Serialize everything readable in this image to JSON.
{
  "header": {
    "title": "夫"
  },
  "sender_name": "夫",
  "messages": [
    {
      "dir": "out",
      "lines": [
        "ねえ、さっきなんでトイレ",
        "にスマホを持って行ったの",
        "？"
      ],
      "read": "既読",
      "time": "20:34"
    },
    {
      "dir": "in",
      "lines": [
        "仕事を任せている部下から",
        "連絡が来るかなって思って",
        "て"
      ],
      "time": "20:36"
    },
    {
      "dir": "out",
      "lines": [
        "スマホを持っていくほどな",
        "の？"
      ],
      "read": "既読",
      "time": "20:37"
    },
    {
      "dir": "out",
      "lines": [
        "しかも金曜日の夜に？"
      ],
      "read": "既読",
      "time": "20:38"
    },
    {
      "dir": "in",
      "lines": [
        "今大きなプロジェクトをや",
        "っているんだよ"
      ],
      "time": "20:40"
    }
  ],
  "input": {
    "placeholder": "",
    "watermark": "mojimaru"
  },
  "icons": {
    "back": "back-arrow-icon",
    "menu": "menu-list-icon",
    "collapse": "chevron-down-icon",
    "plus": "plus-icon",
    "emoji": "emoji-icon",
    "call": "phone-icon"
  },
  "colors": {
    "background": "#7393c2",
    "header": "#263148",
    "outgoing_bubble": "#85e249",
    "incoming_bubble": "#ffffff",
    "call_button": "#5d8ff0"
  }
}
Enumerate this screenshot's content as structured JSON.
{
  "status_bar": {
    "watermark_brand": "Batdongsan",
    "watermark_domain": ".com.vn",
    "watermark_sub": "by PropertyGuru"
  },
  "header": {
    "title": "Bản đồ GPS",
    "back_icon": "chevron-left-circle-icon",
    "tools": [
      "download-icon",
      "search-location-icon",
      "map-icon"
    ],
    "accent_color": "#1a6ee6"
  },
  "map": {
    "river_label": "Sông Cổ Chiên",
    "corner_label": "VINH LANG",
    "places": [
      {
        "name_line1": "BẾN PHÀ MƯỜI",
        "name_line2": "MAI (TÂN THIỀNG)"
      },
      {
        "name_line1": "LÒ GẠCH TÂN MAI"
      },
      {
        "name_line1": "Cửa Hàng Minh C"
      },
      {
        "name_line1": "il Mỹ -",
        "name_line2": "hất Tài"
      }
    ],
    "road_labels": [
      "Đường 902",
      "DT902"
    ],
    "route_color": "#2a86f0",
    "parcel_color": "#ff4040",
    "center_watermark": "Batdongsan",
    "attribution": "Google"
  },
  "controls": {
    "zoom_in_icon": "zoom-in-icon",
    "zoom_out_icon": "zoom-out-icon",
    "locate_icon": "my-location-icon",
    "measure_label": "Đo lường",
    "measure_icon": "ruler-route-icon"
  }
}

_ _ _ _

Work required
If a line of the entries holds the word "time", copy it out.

Your solution
      "time": "20:34"
      "time": "20:36"
      "time": "20:37"
      "time": "20:38"
      "time": "20:40"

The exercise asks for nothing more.